Mutation burden and other molecular markers of prognosis in the QUASAR2 clinical trial of colorectal cancer treated with curative intent
Session type: Proffered paper sessions
Theme: Diagnosis and therapy
The decision to give adjuvant chemotherapy after resection of stage II/III colorectal cancer (CRC) is based mainly on pathological factors such as tumour and nodal stage, with microsatellite instability (MSI) the only molecular marker routinely used. However, patient outcomes remain variable and stratification needs to be improved. While several relatively large studies have assessed molecular indicators of colorectal cancer (CRC) prognosis, most analyses have been restricted to a handful of markers.
In 511 stage II/III CRCs from the QUASAR2 clinical trial, we assessed a panel of 82 cancer genes for mutations and additionally derived a measure of overall mutation burden.
We initially refined the molecular pathways of CRC carcinogenesis. Pathogenic mutations in the genes NF1 and NRAS from the mitogen-activated protein kinase pathway co-occurred, as did SMAD4 and BRAF mutations, whilst there was a negative association between mutations in DNA damage response genes TP53 and ATM. Using relapse-free survival as an endpoint, TP53, KRAS, BRAF and GNAS mutations were independently associated with poor prognosis. In contrast, mutation burden was associated with good prognosis, even after excluding MSI+ and POLE-mutant ultramutator tumours. We successfully validated these associations in an additional Australian set of 296 stage II/III CRCs. In an extended analysis of 1,732 QUASAR2 and Australian CRCs for which KRAS, BRAF and MSI status was available, KRAS and BRAF mutations were specifically associated with poor prognosis in MSI- cancers, but not in MSI+.

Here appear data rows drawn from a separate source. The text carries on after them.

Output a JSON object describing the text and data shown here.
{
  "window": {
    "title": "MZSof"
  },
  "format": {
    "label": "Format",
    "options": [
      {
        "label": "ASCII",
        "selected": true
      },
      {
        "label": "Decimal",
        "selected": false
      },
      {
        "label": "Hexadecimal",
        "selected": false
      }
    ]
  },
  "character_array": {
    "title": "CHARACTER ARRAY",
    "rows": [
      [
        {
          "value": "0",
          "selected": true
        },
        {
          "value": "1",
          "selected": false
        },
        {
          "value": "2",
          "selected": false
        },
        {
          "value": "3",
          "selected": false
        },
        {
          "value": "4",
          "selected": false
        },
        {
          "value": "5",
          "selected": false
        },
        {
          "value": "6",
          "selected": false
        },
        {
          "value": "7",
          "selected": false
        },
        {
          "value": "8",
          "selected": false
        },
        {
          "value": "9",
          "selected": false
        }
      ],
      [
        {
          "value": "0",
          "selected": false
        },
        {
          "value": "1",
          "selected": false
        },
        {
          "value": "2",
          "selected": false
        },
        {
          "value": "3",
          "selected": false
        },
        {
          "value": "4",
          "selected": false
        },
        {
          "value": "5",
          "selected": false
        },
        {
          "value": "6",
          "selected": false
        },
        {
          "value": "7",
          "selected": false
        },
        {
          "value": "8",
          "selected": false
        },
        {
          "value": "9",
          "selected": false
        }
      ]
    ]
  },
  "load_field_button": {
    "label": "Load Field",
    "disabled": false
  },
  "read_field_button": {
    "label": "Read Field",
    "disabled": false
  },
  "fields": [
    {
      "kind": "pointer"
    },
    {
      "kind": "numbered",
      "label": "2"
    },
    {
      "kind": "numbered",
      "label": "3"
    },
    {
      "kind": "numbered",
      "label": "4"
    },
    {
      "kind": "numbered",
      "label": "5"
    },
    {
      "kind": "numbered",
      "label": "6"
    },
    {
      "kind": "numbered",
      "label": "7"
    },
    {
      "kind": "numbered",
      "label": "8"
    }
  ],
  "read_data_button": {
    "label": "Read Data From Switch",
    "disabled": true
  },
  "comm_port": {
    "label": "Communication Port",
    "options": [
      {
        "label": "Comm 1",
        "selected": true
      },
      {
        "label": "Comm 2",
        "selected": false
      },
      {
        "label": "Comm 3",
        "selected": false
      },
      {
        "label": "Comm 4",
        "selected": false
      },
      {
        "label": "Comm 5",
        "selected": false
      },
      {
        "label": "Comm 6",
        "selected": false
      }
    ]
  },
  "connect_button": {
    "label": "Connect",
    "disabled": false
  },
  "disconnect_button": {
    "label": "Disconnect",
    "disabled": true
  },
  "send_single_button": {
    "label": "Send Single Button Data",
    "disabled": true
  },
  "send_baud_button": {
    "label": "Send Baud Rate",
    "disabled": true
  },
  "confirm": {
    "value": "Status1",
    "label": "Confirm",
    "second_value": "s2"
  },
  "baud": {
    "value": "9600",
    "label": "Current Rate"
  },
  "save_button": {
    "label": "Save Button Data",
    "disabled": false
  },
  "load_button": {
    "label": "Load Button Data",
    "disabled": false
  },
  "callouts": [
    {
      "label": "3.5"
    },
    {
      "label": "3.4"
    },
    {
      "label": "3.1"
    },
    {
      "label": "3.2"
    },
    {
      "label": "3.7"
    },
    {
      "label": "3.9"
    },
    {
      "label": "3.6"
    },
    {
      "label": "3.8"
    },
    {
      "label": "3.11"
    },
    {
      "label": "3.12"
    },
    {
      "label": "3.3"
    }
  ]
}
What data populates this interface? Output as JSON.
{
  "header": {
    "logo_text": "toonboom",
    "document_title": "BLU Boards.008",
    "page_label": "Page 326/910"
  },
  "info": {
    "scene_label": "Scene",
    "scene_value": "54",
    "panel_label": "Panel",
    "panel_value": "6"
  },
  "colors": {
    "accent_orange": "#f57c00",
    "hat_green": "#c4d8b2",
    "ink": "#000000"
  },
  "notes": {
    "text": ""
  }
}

In summary, a multi-gene panel has identified new prognostic associations in CRC with both TP53 mutation and mutation burden, and confirmed associations with KRAS and BRAF. We conclude that even a modest-sized gene panel can provide important information for use in clinical practice, and may allow existing and novel therapies to be targeted to poor prognostic sub-groups while sparing patients with good outcomes unnecessary and toxic treatment.